[Records to use Boundary: Start]

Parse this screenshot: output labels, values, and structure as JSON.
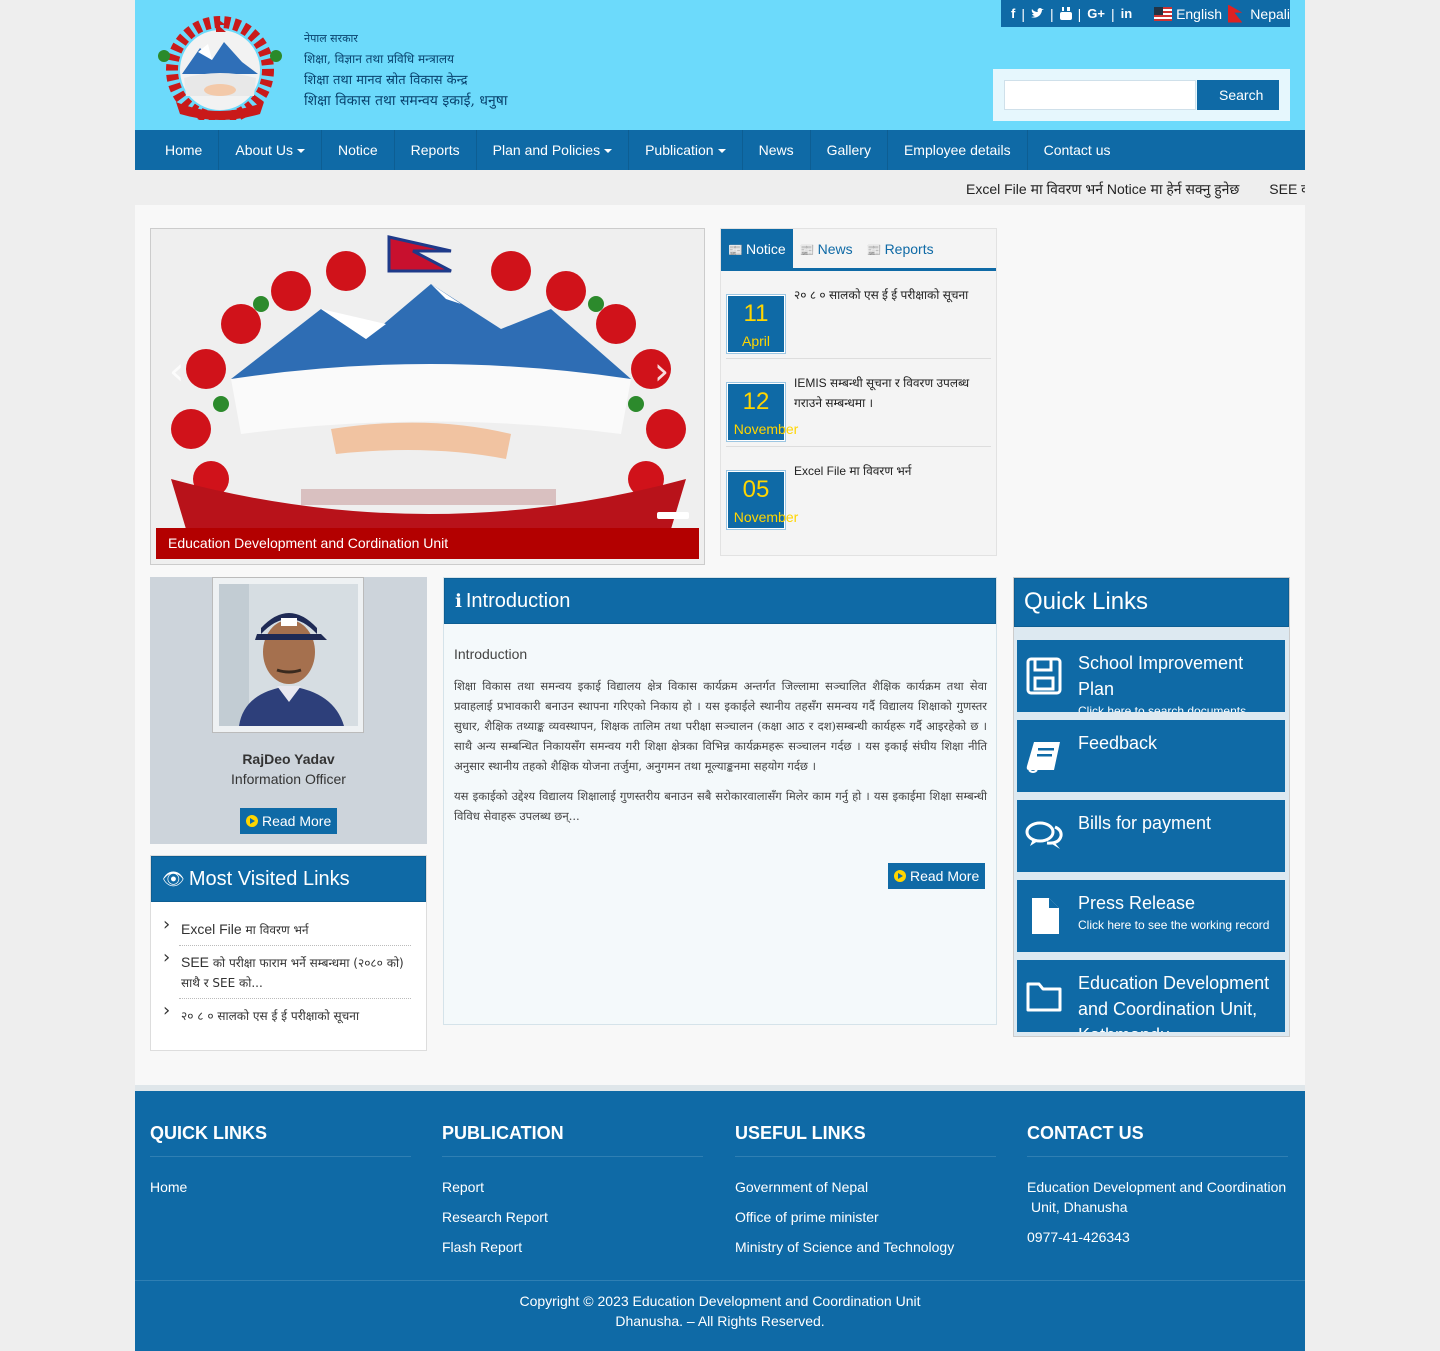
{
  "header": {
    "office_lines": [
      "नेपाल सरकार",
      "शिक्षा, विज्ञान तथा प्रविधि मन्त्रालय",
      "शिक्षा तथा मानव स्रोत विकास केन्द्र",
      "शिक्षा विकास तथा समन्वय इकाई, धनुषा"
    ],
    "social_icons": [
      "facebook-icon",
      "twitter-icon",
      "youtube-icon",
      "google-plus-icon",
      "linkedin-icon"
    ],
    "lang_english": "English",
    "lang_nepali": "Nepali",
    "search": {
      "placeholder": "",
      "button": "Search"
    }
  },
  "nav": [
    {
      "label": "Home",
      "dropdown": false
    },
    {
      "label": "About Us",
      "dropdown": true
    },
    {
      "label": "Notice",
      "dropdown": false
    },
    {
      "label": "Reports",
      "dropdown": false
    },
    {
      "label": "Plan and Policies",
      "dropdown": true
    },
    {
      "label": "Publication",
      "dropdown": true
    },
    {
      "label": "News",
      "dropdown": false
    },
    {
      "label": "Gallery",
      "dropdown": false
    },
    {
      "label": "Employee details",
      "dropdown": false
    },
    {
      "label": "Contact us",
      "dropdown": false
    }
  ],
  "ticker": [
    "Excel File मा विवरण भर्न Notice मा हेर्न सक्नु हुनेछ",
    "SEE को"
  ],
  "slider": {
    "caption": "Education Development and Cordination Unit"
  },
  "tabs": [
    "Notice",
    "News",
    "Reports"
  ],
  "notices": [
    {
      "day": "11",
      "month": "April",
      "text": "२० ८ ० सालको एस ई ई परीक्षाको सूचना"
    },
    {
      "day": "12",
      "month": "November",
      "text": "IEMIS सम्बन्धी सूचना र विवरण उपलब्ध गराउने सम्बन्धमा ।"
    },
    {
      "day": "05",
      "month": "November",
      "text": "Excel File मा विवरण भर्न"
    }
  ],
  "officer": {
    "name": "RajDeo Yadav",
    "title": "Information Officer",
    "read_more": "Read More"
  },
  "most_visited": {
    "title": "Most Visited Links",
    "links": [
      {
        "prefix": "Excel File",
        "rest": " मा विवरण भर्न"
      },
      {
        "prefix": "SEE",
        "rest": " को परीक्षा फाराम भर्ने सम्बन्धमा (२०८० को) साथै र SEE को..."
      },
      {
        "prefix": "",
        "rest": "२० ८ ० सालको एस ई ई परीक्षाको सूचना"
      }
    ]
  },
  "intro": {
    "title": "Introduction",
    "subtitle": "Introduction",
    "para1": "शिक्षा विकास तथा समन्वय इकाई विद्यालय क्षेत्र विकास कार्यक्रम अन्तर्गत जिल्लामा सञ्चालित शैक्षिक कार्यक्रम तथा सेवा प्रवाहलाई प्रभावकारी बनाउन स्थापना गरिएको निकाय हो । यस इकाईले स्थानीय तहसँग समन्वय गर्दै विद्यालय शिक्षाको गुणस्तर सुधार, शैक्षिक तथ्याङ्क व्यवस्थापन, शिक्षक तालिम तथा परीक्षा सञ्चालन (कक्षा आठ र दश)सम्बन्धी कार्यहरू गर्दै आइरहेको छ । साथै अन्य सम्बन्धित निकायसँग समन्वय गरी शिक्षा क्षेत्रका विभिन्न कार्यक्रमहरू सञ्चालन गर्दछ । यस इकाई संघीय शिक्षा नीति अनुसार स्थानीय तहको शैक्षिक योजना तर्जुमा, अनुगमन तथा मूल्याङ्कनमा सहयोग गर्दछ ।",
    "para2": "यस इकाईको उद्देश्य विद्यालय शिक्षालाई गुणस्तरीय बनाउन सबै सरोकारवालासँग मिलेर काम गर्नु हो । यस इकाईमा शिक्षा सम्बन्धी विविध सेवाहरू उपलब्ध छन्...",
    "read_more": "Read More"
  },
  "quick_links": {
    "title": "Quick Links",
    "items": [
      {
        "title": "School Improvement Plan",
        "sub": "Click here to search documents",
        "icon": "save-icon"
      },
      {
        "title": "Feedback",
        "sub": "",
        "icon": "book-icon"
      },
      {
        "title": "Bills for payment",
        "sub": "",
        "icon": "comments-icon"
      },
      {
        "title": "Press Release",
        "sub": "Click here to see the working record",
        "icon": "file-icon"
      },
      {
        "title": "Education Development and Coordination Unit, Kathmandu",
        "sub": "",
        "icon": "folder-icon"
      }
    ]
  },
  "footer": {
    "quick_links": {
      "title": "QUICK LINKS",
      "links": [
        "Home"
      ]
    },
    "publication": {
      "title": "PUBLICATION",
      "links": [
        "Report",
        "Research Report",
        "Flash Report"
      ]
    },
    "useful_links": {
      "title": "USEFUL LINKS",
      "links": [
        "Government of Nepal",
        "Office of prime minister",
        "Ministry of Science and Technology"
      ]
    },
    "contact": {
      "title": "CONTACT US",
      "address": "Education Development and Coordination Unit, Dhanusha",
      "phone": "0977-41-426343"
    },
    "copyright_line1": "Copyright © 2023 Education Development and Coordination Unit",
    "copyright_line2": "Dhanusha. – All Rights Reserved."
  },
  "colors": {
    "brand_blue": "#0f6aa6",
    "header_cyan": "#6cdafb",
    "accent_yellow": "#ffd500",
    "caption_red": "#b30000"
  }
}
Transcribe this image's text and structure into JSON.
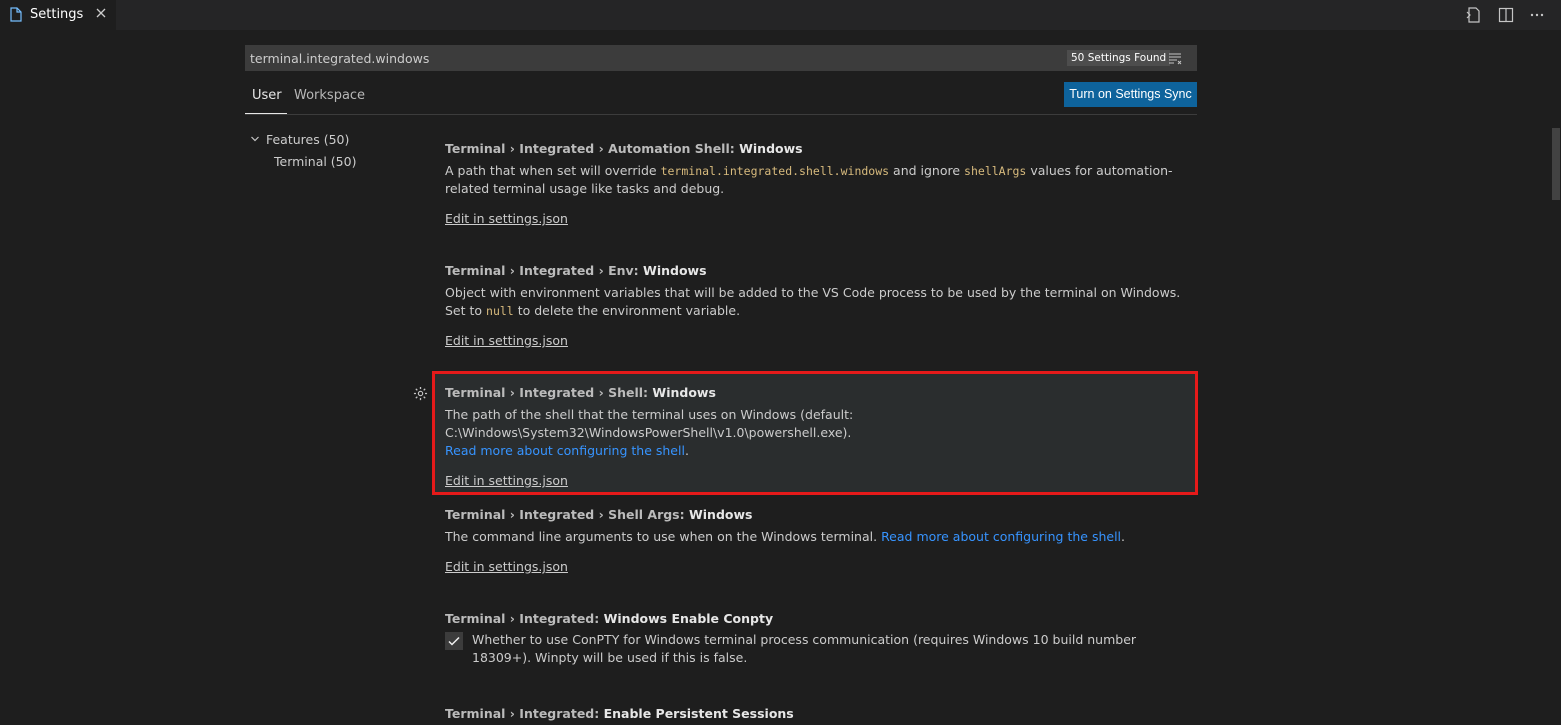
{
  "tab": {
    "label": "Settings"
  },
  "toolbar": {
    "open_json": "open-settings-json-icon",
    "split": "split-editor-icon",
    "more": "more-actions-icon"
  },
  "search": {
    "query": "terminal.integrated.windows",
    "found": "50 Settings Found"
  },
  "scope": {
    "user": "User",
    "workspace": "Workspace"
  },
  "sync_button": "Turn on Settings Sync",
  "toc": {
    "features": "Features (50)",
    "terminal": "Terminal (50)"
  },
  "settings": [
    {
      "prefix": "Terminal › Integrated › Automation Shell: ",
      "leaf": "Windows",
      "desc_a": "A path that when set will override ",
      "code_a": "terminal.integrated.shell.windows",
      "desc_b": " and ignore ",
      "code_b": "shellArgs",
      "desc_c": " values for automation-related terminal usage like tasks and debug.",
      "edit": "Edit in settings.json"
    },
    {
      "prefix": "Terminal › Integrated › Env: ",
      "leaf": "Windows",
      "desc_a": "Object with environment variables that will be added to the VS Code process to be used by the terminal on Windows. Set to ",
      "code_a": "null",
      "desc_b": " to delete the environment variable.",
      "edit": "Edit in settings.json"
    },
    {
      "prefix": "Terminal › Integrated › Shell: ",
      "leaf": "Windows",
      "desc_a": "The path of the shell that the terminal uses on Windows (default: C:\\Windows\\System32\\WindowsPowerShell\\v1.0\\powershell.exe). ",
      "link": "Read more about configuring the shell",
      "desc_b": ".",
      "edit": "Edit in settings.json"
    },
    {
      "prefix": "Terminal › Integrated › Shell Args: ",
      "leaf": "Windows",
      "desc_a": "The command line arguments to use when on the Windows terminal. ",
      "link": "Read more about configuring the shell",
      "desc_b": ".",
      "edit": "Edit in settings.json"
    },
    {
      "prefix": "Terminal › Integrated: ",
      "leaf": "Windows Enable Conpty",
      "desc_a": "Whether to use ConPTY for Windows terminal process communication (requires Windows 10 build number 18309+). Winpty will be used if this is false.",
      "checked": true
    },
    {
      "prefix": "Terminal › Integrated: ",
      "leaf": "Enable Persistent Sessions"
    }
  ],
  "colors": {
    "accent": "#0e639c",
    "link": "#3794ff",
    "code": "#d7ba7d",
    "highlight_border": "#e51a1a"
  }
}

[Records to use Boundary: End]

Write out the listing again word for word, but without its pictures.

_Exercise response_:
Parse this screenshot: output labels, values, and structure as JSON.
{
  "header": {
    "office_lines": [
      "नेपाल सरकार",
      "शिक्षा, विज्ञान तथा प्रविधि मन्त्रालय",
      "शिक्षा तथा मानव स्रोत विकास केन्द्र",
      "शिक्षा विकास तथा समन्वय इकाई, धनुषा"
    ],
    "social_icons": [
      "facebook-icon",
      "twitter-icon",
      "youtube-icon",
      "google-plus-icon",
      "linkedin-icon"
    ],
    "lang_english": "English",
    "lang_nepali": "Nepali",
    "search": {
      "placeholder": "",
      "button": "Search"
    }
  },
  "nav": [
    {
      "label": "Home",
      "dropdown": false
    },
    {
      "label": "About Us",
      "dropdown": true
    },
    {
      "label": "Notice",
      "dropdown": false
    },
    {
      "label": "Reports",
      "dropdown": false
    },
    {
      "label": "Plan and Policies",
      "dropdown": true
    },
    {
      "label": "Publication",
      "dropdown": true
    },
    {
      "label": "News",
      "dropdown": false
    },
    {
      "label": "Gallery",
      "dropdown": false
    },
    {
      "label": "Employee details",
      "dropdown": false
    },
    {
      "label": "Contact us",
      "dropdown": false
    }
  ],
  "ticker": [
    "Excel File मा विवरण भर्न Notice मा हेर्न सक्नु हुनेछ",
    "SEE को"
  ],
  "slider": {
    "caption": "Education Development and Cordination Unit"
  },
  "tabs": [
    "Notice",
    "News",
    "Reports"
  ],
  "notices": [
    {
      "day": "11",
      "month": "April",
      "text": "२० ८ ० सालको एस ई ई परीक्षाको सूचना"
    },
    {
      "day": "12",
      "month": "November",
      "text": "IEMIS सम्बन्धी सूचना र विवरण उपलब्ध गराउने सम्बन्धमा ।"
    },
    {
      "day": "05",
      "month": "November",
      "text": "Excel File मा विवरण भर्न"
    }
  ],
  "officer": {
    "name": "RajDeo Yadav",
    "title": "Information Officer",
    "read_more": "Read More"
  },
  "most_visited": {
    "title": "Most Visited Links",
    "links": [
      {
        "prefix": "Excel File",
        "rest": " मा विवरण भर्न"
      },
      {
        "prefix": "SEE",
        "rest": " को परीक्षा फाराम भर्ने सम्बन्धमा (२०८० को) साथै र SEE को..."
      },
      {
        "prefix": "",
        "rest": "२० ८ ० सालको एस ई ई परीक्षाको सूचना"
      }
    ]
  },
  "intro": {
    "title": "Introduction",
    "subtitle": "Introduction",
    "para1": "शिक्षा विकास तथा समन्वय इकाई विद्यालय क्षेत्र विकास कार्यक्रम अन्तर्गत जिल्लामा सञ्चालित शैक्षिक कार्यक्रम तथा सेवा प्रवाहलाई प्रभावकारी बनाउन स्थापना गरिएको निकाय हो । यस इकाईले स्थानीय तहसँग समन्वय गर्दै विद्यालय शिक्षाको गुणस्तर सुधार, शैक्षिक तथ्याङ्क व्यवस्थापन, शिक्षक तालिम तथा परीक्षा सञ्चालन (कक्षा आठ र दश)सम्बन्धी कार्यहरू गर्दै आइरहेको छ । साथै अन्य सम्बन्धित निकायसँग समन्वय गरी शिक्षा क्षेत्रका विभिन्न कार्यक्रमहरू सञ्चालन गर्दछ । यस इकाई संघीय शिक्षा नीति अनुसार स्थानीय तहको शैक्षिक योजना तर्जुमा, अनुगमन तथा मूल्याङ्कनमा सहयोग गर्दछ ।",
    "para2": "यस इकाईको उद्देश्य विद्यालय शिक्षालाई गुणस्तरीय बनाउन सबै सरोकारवालासँग मिलेर काम गर्नु हो । यस इकाईमा शिक्षा सम्बन्धी विविध सेवाहरू उपलब्ध छन्...",
    "read_more": "Read More"
  },
  "quick_links": {
    "title": "Quick Links",
    "items": [
      {
        "title": "School Improvement Plan",
        "sub": "Click here to search documents",
        "icon": "save-icon"
      },
      {
        "title": "Feedback",
        "sub": "",
        "icon": "book-icon"
      },
      {
        "title": "Bills for payment",
        "sub": "",
        "icon": "comments-icon"
      },
      {
        "title": "Press Release",
        "sub": "Click here to see the working record",
        "icon": "file-icon"
      },
      {
        "title": "Education Development and Coordination Unit, Kathmandu",
        "sub": "",
        "icon": "folder-icon"
      }
    ]
  },
  "footer": {
    "quick_links": {
      "title": "QUICK LINKS",
      "links": [
        "Home"
      ]
    },
    "publication": {
      "title": "PUBLICATION",
      "links": [
        "Report",
        "Research Report",
        "Flash Report"
      ]
    },
    "useful_links": {
      "title": "USEFUL LINKS",
      "links": [
        "Government of Nepal",
        "Office of prime minister",
        "Ministry of Science and Technology"
      ]
    },
    "contact": {
      "title": "CONTACT US",
      "address": "Education Development and Coordination Unit, Dhanusha",
      "phone": "0977-41-426343"
    },
    "copyright_line1": "Copyright © 2023 Education Development and Coordination Unit",
    "copyright_line2": "Dhanusha. – All Rights Reserved."
  },
  "colors": {
    "brand_blue": "#0f6aa6",
    "header_cyan": "#6cdafb",
    "accent_yellow": "#ffd500",
    "caption_red": "#b30000"
  }
}
Transcribe this image's text and structure into JSON.
{
  "tab": {
    "label": "Settings"
  },
  "toolbar": {
    "open_json": "open-settings-json-icon",
    "split": "split-editor-icon",
    "more": "more-actions-icon"
  },
  "search": {
    "query": "terminal.integrated.windows",
    "found": "50 Settings Found"
  },
  "scope": {
    "user": "User",
    "workspace": "Workspace"
  },
  "sync_button": "Turn on Settings Sync",
  "toc": {
    "features": "Features (50)",
    "terminal": "Terminal (50)"
  },
  "settings": [
    {
      "prefix": "Terminal › Integrated › Automation Shell: ",
      "leaf": "Windows",
      "desc_a": "A path that when set will override ",
      "code_a": "terminal.integrated.shell.windows",
      "desc_b": " and ignore ",
      "code_b": "shellArgs",
      "desc_c": " values for automation-related terminal usage like tasks and debug.",
      "edit": "Edit in settings.json"
    },
    {
      "prefix": "Terminal › Integrated › Env: ",
      "leaf": "Windows",
      "desc_a": "Object with environment variables that will be added to the VS Code process to be used by the terminal on Windows. Set to ",
      "code_a": "null",
      "desc_b": " to delete the environment variable.",
      "edit": "Edit in settings.json"
    },
    {
      "prefix": "Terminal › Integrated › Shell: ",
      "leaf": "Windows",
      "desc_a": "The path of the shell that the terminal uses on Windows (default: C:\\Windows\\System32\\WindowsPowerShell\\v1.0\\powershell.exe). ",
      "link": "Read more about configuring the shell",
      "desc_b": ".",
      "edit": "Edit in settings.json"
    },
    {
      "prefix": "Terminal › Integrated › Shell Args: ",
      "leaf": "Windows",
      "desc_a": "The command line arguments to use when on the Windows terminal. ",
      "link": "Read more about configuring the shell",
      "desc_b": ".",
      "edit": "Edit in settings.json"
    },
    {
      "prefix": "Terminal › Integrated: ",
      "leaf": "Windows Enable Conpty",
      "desc_a": "Whether to use ConPTY for Windows terminal process communication (requires Windows 10 build number 18309+). Winpty will be used if this is false.",
      "checked": true
    },
    {
      "prefix": "Terminal › Integrated: ",
      "leaf": "Enable Persistent Sessions"
    }
  ],
  "colors": {
    "accent": "#0e639c",
    "link": "#3794ff",
    "code": "#d7ba7d",
    "highlight_border": "#e51a1a"
  }
}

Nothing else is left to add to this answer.